First of all it only takes 8 minutes for the black metal to come like an artillery shell hitting the ground a foot away from you. In the past on albums (especially on "The Rain") it took up to approximately 22 minutes for anything black metal like to show up. I can imagine that that was difficult for some listeners to take in the past. The album begins with an acoustic intro which sounds wonderful. Once the black metal comes in we are treated with the same kind of guitar tone that has been used in previous albums. The one thing that is very noticeable very early on is the improvement in the production value. At around 18 minutes during a long and extended acoustic passage this steady shamanic like drumming comes into play to lull the listener into a trance and it picks up in pace and then finally explodes back into a doomy dissonant section of the song which is quite possibly the best part of the whole album. The drumming sounding nearly tribal makes you just move your head along with it as well as with the droning spiraling distorted guitar strumming. This climax is easily one of the best passages that I have heard in black metal in a long, long time. The beauty about this is that this has just been the first song "Soaring into Earth." We are still in for a real treat.
On this album the three main black metal songs are divided up between two “Interlude” tracks. This is the first time that Fauna have actually named a song “Interlude.” They are mostly just some sort of ambient tracks that act as a sort of break between the other huge songs.
The rest of the album continues with songs that are similar to the first one and really do create an amazing atmosphere that is hard to explain and definitely very hard to duplicate. Describing a bit of the first track is just a way to make it a preview for people who want to listen to the whole album.
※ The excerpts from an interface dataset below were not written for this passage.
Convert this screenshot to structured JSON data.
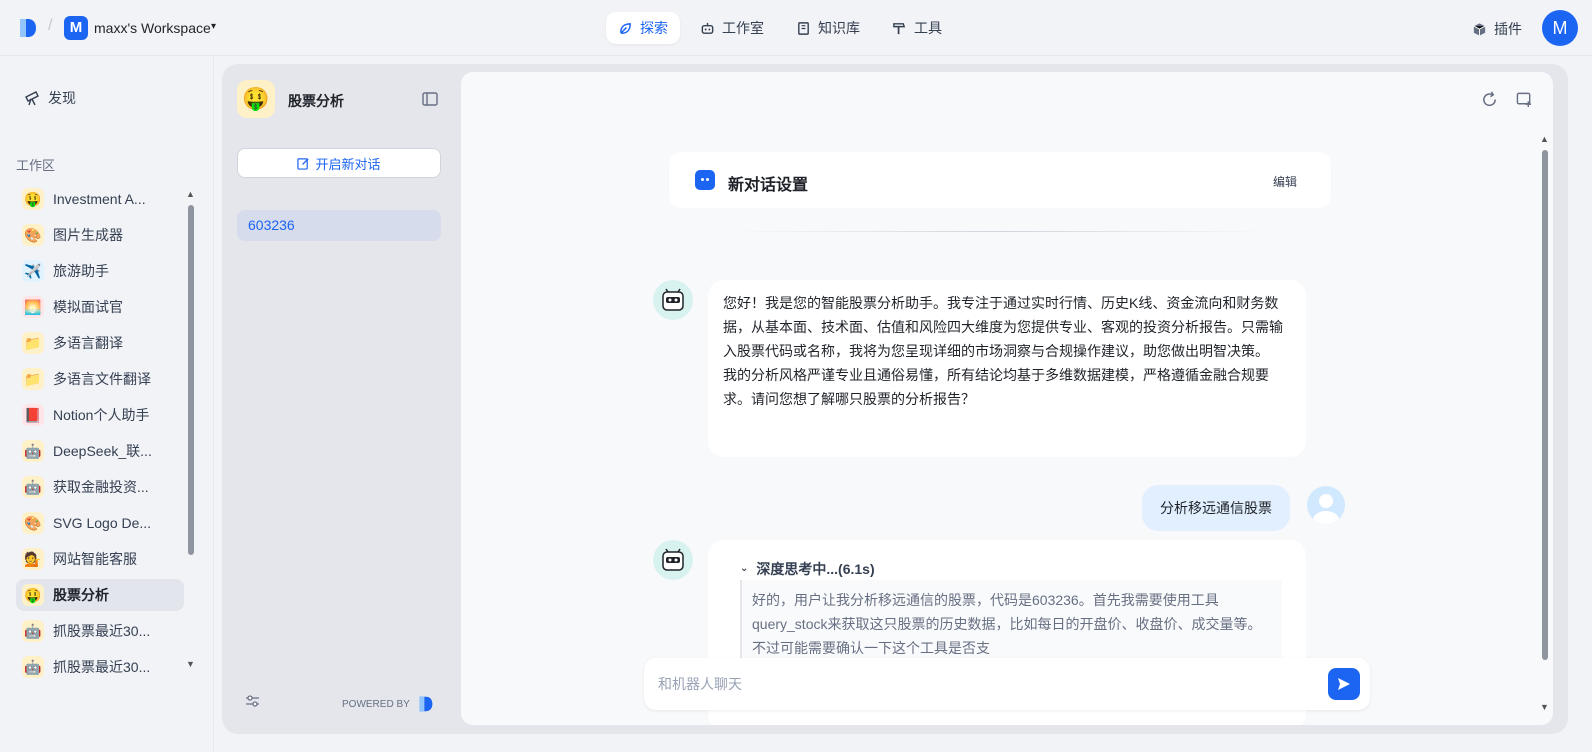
{
  "topbar": {
    "workspace_initial": "M",
    "workspace_name": "maxx's Workspace",
    "nav": [
      {
        "label": "探索",
        "icon": "compass-icon"
      },
      {
        "label": "工作室",
        "icon": "robot-icon"
      },
      {
        "label": "知识库",
        "icon": "book-icon"
      },
      {
        "label": "工具",
        "icon": "hammer-icon"
      }
    ],
    "plugin_label": "插件",
    "user_initial": "M",
    "accent": "#1c64f2"
  },
  "sidebar": {
    "discover_label": "发现",
    "section_label": "工作区",
    "apps": [
      {
        "label": "Investment A...",
        "emoji": "🤑",
        "bg": "#fef0c7"
      },
      {
        "label": "图片生成器",
        "emoji": "🎨",
        "bg": "#fef0c7"
      },
      {
        "label": "旅游助手",
        "emoji": "✈️",
        "bg": "#e0f2fe"
      },
      {
        "label": "模拟面试官",
        "emoji": "🌅",
        "bg": "#ffe4e8"
      },
      {
        "label": "多语言翻译",
        "emoji": "📁",
        "bg": "#fef0c7"
      },
      {
        "label": "多语言文件翻译",
        "emoji": "📁",
        "bg": "#fef0c7"
      },
      {
        "label": "Notion个人助手",
        "emoji": "📕",
        "bg": "#ffe4e8"
      },
      {
        "label": "DeepSeek_联...",
        "emoji": "🤖",
        "bg": "#fef0c7"
      },
      {
        "label": "获取金融投资...",
        "emoji": "🤖",
        "bg": "#fef0c7"
      },
      {
        "label": "SVG Logo De...",
        "emoji": "🎨",
        "bg": "#fef0c7"
      },
      {
        "label": "网站智能客服",
        "emoji": "💁",
        "bg": "#fef0c7"
      },
      {
        "label": "股票分析",
        "emoji": "🤑",
        "bg": "#fef0c7"
      },
      {
        "label": "抓股票最近30...",
        "emoji": "🤖",
        "bg": "#fef0c7"
      },
      {
        "label": "抓股票最近30...",
        "emoji": "🤖",
        "bg": "#fef0c7"
      }
    ]
  },
  "conversation_panel": {
    "app_emoji": "🤑",
    "app_title": "股票分析",
    "new_chat_label": "开启新对话",
    "conversations": [
      "603236"
    ],
    "powered_by": "POWERED BY"
  },
  "chat": {
    "settings_title": "新对话设置",
    "settings_edit": "编辑",
    "bot_message_1": "您好！我是您的智能股票分析助手。我专注于通过实时行情、历史K线、资金流向和财务数据，从基本面、技术面、估值和风险四大维度为您提供专业、客观的投资分析报告。只需输入股票代码或名称，我将为您呈现详细的市场洞察与合规操作建议，助您做出明智决策。",
    "bot_message_2": "我的分析风格严谨专业且通俗易懂，所有结论均基于多维数据建模，严格遵循金融合规要求。请问您想了解哪只股票的分析报告？",
    "user_message": "分析移远通信股票",
    "thinking_label": "深度思考中...(6.1s)",
    "thinking_text": "好的，用户让我分析移远通信的股票，代码是603236。首先我需要使用工具query_stock来获取这只股票的历史数据，比如每日的开盘价、收盘价、成交量等。不过可能需要确认一下这个工具是否支",
    "input_placeholder": "和机器人聊天"
  }
}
Fauna give off an energy that I very rarely find in any music. They are able to truly capture how black metal and nature are connected. There is something about the music that makes it seem to be more than just music. It is not explainable really. It is just something that needs to be experienced and interpreted by the individual that is listening to them They are certainly one of the most intense bands and to see them live in a forest of a field would be an out of this world experience. It is something that is definitely on my bucket list.
This album is very satisfying and the long wait for it was well worth it. Honestly one of the biggest problems with this album isn’t even a bad thing necessarily. After every listen I cannot decide on what to listen to next because there is so little that can compare to the emotional experience that this album is. I just hope we don't have to wait this long again for the next installment. I highly recommend listening to this album at night and alone and giving it a large amount of concentration.